Scene 1 – Gianicolo (park/hill). EXT – afternoon.
From black to backward. That black is the inner view of the barrel of the Gianicolo cannon. As we’re out of there: BUM. Smoke and a great explosion. All at a sudden. The birds fly all brusquely over and toward the, once in a lifetime blue, sky. It is midday, and Rome knows it now. A beautiful summer sun over-reigns. Few spectators clap for the cannon shot. The overwhelming statue of Garibaldi on the top of Gianicolo appears. On its pedestal, a nostalgic (from Fascism) stumbles upon the inscription ‘Roma o Morte’ (Rome or death). Among the busts pointing the alley, a woman in her sixties smokes in the shade and read the paper. Discrete, up to the exteriors of the grandiose window of the Gianicolo church, we can peep inside.

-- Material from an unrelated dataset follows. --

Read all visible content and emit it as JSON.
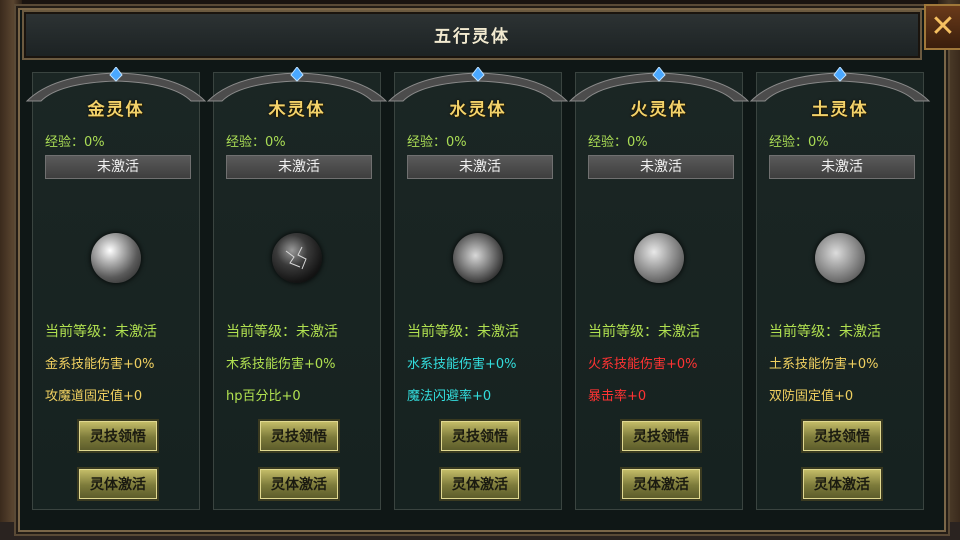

An adult chorus in black dresses is perfectly performing sacred music. It is I Lie by David Lang. And we shake at it. But we stay here a second. We get far to see the nice big fountain before the church. Now the classical music is deadened again, far but present, and melt with the words of a forty years old tour guide. Bold, woman, she’s pushing up with the arm a closed red parasol to keep a group of Japanese tourists of middle age who keenly listen to her rigmarole on the monuments all gathered. The guide – a microphone hanging from her neck – tells history and beauty of the Fontanone with a very Roman accent staining her English.
A 50 years old Japanese detaches from the group. Called by something more interesting beyond, he goes far. He slowly crosses the street and go toward the balustrade windowing the city. We follow him. Behind him, on the back, a touristic bus, its driver smokes and phone. And now, extra diegetic, the sacred music revamps its volume. The Japanese reaches the balustrade and we with us, revealing as a real dream, downstairs, in all its overflowing beauty: Rome. The sun is wetting her. The sacred music, on its climax of emotion, coddles the most enchanting city of the world.
The Great Beauty (La Grande Bellezza) – film, script extract, first part (Paolo Sorrentino, Umberto Contarello) – translation by Slow Words
Watch this scene with the director’s comment: